Community forest management is guided by the principles of sustainable management, not to deplete, but to maintain and improve the resource base, and of sharing benefits among all local residents. Hence, community forests empower local people to take responsibility and to become actively involved in forest management, thereby increasing the value and benefits of forest resources to local people. Community forests differ from conservancies in one fundamental respect: all residents within a community forest are members of the forest, and have member’s rights, whereas not all residents of conservancies are members.

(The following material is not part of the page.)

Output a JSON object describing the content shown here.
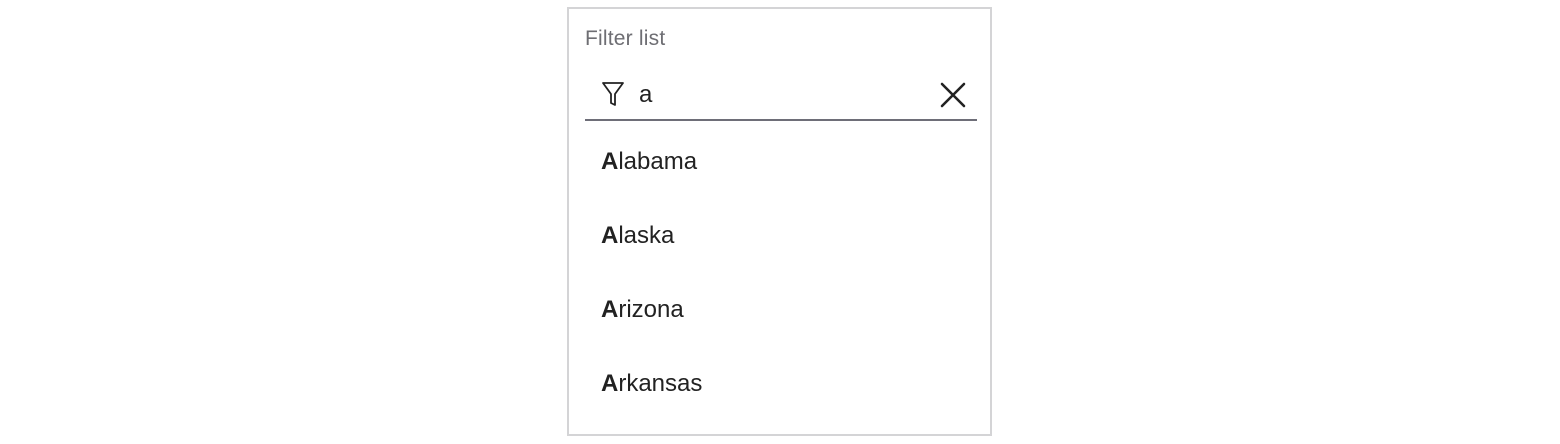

A principal source of income from community forests is the commercial extraction of Namibian hardwoods. The Directorate of Forestry calculates an ‘annual allowable offtake’, based on an inventory of timber resources, which is binding for a 5-10 year period. Community members themselves conduct the inventory, as they know their areas intimately. Technical guidance is given by the National Forestry Inventory (NFI) Department, which analyses the data and compiles inventory reports. These then form the key components of the management plan.

The principle of an inventory mirrors the annual game counts carried out in communal conservancy areas in the north-west and north-east, data which are analysed before quotas are set for the sustainable use of game. The WWF coordinates an annual vegetation survey in selected conservancy areas, and all of these community based monitoring activities provide information which is collated into the Namibian CONINFO data base.

Trees also bear fruits which are of nutritional and economic value. Marula, ximenia, mopane and commiphora all produce oils useful for food or as skin lotions. Protecting these resources by their sustainable utilisation is the key role for communal forests.

Forest committees have rights over their resources, and issue permits for their utilisation based upon annual monitoring. They also control grazing by livestock in forest areas which are a valuable fodder resource in times of drought. Grazing permits may be issued, subject to the sustainability of graze and browse in forest areas.